I am humbled and honored to have the opportunity to manage and run one of the biggest and most active forums on the Internet dealing with cyber warfare and cyber security – CSFI (The Cyber Security Forum Initiative). With over 16 years of cyber security experience, I continue to actively raise Cyber Warfare/Cyber Security awareness worldwide. I have worked as a Chief Security Engineer for AT&T, where I designed and approved secure networks for MSS. I have also consulted for several governments, military and private institutions on best network security practices throughout my career.

CSFI and its divisions CSFI-CWD (Cyber Warfare Division), CSFI-LPD (Law and Policy Division) and CSFI-WD (Wireless Division) continue to grow and expand with more than 60,000 information security members.

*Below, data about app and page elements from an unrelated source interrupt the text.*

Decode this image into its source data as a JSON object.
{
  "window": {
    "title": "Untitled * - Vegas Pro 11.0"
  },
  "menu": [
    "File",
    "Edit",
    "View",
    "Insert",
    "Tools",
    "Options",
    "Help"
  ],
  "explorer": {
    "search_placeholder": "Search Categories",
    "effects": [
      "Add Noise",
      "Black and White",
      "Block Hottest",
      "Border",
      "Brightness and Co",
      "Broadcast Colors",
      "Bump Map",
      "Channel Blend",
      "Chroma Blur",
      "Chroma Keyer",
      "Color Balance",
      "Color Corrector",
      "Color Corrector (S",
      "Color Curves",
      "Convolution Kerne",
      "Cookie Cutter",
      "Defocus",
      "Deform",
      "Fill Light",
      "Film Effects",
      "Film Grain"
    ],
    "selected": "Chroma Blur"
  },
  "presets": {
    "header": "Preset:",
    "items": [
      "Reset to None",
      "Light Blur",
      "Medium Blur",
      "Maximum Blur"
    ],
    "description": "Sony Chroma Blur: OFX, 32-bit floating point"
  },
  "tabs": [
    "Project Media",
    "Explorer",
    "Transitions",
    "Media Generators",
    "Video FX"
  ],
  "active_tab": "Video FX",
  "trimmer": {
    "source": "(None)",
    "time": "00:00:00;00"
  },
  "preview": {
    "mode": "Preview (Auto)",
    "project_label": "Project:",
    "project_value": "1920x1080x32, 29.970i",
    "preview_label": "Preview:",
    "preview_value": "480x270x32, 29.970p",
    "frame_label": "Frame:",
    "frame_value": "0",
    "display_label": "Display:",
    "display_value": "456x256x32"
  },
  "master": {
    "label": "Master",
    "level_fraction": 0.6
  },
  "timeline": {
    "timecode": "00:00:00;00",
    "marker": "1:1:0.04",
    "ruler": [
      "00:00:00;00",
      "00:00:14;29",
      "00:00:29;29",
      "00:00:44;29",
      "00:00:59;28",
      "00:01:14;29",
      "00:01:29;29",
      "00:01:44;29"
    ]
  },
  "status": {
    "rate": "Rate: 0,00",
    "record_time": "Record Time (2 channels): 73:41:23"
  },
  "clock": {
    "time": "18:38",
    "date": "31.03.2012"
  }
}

One of my personal goals is to serve our security community to the best of my abilities, in the protection and defense of our American national security interests, the American people, and that of our international partners. I am always ready to serve and to give of my time and skills to help our society with the growing problems we experience in cyberspace. I thank God and my family for the opportunities I have had in life and the most precious of all opportunities, which is the chance to serve others. I love what I do, and I appreciate all the support I have received from friends, family and our CSFI members.


Paul de Souza, CSFI Founder Director